Sens. Olympia Snowe and Susan Collins cast their votes to tack $30 billion on to the ridiculously out-of-control federal deficit. I’ll cast my vote for their opponents the next time they run in Republican primaries.

Scott McLeod



Once again, our senators have done the right thing for the people of Maine by supporting the extension of long-term unemployment benefits. They have represented the interests of the voters of Maine who sent them to Washington rather than the ideologues of their own party.

They are certain to be called “RINOs” — Republicans in name only — again, as they have been before. In the July 22 Press Herald, a letter writer describes them not only as “RINOs,” but as “twisted” and (truly over-the-top) “traitors” for supporting financial reform legislation.

Then they got slammed (and the people of Maine along with them) by two letter-writers from out of state.

Our senators are independent thinkers, who try very hard to represent a moderate state, with more independent voters than either Republicans or Democrats. And we vote them in because we support results, not ideological purity.

I hope they consider being called “RINOs” a compliment to their independence, and keep on doing what they are doing!

Virginia Boehm Worthen


Shawn Moody has all the right stuff to be governor


When I first heard that Shawn Moody was running for Maine’s governor as an independent, frankly I wondered if he had the vision and experience for the job. What did the owner of a collision-repair business know about leading Maine?

Since then, I’ve had the opportunity to talk with Shawn, his family and co-workers. I’ve learned that Shawn started his business when he was 17 years old and still a senior at Gorham High School.

Shawn’s one-man body shop is now the largest auto-collision repair business in New England with five locations and a team of dedicated co-workers/co-owners who take care of more than 7,000 customers each year.

Moody’s is rated in the top 1 percent of 40,000 shops across the country. Shawn has received recognition at the local, state and national levels. In 2003, Moody won the Governor’s Award for Excellence in Business. In 2008, he was recognized for being an industry environmental leader.

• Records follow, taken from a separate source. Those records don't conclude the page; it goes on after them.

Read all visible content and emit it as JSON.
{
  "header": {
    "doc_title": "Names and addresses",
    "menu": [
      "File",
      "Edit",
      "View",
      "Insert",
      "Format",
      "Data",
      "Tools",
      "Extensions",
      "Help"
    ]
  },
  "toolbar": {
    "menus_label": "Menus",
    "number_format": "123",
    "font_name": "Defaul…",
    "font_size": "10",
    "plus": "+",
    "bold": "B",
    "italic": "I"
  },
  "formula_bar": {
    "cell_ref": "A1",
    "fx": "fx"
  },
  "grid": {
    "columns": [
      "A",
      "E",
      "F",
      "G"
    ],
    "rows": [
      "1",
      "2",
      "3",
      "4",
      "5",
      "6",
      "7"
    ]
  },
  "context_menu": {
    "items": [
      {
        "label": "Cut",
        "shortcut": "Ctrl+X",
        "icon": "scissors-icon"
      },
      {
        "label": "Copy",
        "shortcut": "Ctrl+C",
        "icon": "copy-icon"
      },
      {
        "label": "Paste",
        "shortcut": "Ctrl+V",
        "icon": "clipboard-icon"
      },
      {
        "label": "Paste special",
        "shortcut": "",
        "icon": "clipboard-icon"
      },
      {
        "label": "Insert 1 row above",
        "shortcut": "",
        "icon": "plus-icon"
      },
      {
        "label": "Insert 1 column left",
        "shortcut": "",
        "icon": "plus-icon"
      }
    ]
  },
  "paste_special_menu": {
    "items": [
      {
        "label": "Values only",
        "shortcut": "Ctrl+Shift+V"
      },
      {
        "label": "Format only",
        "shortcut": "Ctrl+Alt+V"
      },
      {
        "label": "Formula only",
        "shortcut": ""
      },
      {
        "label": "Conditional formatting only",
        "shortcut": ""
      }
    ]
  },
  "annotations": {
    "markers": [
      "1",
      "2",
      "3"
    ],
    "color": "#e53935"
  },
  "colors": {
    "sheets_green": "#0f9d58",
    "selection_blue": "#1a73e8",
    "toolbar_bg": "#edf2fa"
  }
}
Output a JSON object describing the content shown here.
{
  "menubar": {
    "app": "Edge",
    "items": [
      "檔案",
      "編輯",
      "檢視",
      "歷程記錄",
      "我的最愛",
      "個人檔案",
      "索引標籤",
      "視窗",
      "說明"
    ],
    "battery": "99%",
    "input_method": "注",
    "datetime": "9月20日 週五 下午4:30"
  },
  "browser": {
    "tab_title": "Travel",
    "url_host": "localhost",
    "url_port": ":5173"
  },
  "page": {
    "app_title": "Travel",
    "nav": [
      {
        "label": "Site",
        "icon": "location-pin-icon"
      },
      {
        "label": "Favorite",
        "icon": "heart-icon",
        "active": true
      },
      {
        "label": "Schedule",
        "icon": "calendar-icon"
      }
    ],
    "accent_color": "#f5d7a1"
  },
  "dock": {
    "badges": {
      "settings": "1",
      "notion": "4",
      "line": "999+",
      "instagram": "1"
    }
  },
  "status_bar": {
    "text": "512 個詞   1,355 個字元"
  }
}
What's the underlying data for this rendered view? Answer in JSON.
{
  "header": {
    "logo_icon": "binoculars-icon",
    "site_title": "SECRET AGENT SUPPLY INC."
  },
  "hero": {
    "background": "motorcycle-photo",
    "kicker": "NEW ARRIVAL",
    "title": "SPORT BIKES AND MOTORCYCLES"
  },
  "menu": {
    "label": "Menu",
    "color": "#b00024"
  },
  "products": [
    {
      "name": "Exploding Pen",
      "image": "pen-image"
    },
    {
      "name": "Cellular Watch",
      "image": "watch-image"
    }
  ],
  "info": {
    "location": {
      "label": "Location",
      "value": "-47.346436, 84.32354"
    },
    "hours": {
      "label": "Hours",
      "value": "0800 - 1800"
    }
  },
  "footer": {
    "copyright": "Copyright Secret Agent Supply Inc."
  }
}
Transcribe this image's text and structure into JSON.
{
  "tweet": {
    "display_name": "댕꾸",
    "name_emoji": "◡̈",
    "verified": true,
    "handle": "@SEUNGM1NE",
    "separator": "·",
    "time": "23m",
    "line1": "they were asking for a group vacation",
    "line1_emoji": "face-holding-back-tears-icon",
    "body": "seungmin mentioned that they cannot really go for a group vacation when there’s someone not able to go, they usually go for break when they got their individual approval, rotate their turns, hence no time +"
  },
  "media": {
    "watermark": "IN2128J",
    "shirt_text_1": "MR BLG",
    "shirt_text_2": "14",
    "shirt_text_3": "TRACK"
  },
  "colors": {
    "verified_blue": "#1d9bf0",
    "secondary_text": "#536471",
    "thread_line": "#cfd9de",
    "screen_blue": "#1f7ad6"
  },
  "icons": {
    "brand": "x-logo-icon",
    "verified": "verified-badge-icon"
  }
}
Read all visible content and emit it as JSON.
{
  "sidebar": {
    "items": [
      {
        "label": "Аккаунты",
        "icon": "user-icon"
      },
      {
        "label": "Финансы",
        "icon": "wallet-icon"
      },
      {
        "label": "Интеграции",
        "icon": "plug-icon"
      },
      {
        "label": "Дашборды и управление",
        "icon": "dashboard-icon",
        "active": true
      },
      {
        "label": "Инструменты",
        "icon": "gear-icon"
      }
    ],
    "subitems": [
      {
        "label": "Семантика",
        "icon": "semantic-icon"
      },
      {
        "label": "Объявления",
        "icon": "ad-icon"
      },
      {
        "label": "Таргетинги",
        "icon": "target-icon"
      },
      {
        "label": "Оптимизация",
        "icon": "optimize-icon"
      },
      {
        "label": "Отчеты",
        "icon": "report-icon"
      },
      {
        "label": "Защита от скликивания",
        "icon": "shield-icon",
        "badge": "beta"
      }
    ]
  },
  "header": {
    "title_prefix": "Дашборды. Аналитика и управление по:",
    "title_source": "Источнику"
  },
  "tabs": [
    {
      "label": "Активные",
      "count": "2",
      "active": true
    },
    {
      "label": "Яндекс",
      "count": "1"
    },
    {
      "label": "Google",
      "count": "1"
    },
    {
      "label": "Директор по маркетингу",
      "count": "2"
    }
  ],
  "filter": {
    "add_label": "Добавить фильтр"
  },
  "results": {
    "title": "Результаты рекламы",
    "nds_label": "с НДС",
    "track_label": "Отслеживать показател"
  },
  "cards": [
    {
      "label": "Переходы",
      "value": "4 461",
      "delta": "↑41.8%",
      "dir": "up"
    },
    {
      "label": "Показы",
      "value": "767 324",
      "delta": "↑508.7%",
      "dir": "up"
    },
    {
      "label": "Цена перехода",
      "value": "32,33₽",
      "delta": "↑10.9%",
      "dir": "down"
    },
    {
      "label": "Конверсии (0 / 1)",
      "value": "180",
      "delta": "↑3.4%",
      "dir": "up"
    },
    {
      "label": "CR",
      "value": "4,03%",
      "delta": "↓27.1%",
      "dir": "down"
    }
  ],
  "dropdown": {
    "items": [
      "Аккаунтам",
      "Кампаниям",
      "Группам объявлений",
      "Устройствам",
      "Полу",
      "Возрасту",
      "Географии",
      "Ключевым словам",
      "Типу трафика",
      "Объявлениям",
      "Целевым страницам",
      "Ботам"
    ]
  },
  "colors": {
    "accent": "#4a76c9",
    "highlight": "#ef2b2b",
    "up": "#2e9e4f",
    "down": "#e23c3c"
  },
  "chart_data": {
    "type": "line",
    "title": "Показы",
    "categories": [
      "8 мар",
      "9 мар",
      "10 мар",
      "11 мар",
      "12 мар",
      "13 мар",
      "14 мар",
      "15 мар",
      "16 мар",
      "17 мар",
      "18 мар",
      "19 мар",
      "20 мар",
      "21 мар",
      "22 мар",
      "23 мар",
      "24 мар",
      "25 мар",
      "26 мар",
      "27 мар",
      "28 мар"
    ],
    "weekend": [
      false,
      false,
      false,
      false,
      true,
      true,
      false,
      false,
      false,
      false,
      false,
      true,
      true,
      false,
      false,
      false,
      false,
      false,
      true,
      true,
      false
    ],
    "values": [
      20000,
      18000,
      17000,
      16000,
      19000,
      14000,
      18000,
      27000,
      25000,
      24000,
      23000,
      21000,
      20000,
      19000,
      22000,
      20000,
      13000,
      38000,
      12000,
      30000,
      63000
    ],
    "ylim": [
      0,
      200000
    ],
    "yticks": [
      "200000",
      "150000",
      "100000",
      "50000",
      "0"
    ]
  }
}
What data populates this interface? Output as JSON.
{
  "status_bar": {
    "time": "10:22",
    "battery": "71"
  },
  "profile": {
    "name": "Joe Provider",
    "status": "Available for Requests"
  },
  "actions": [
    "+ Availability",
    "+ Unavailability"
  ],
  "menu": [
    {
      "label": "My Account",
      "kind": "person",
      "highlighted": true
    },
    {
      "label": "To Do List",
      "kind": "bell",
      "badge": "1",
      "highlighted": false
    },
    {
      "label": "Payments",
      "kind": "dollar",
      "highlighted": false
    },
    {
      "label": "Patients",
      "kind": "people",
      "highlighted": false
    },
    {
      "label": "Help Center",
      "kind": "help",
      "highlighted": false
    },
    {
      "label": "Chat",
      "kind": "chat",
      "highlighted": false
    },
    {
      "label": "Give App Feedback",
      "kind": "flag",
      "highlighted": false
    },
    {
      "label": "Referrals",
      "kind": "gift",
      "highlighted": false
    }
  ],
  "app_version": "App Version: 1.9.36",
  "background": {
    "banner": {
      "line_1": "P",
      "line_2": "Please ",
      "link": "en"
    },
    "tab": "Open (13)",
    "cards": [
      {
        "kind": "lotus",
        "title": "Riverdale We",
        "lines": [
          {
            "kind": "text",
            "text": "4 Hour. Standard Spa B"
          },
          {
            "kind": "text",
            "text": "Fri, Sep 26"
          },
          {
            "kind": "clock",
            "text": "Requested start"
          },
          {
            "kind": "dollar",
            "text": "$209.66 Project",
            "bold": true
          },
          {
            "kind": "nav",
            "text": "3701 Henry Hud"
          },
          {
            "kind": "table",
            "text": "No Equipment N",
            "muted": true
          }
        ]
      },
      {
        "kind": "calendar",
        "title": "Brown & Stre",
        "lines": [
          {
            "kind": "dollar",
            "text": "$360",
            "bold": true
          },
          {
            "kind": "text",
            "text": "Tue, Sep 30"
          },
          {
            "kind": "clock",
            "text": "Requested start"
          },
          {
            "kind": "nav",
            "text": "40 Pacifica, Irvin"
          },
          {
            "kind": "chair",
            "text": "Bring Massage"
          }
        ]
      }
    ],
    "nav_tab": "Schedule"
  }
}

That’s impressive, for sure, but what’s really meaningful is Shawn Moody’s dedication to the people around him.

In 2003, he gave 34 percent of his company to his co-workers under the auspices of an Employee Stock Ownership Plan.

He’s been married to his wife, Chris, for 23 years, and together they have raised four great kids.

I’ve never heard anyone say a bad word about the guy. Still, is that enough to be an effective governor?

I believe it is. Shawn Moody is an honest, responsible businessman who is passionate about Maine and who intends to use his clear-headed vision and business savvy to revitalize our state’s economic, educational and environmental climate.

I, for one, will vote for Shawn Moody on Nov. 2, and I encourage people to go to to learn more about this real independent candidate for governor.

Dede Perkins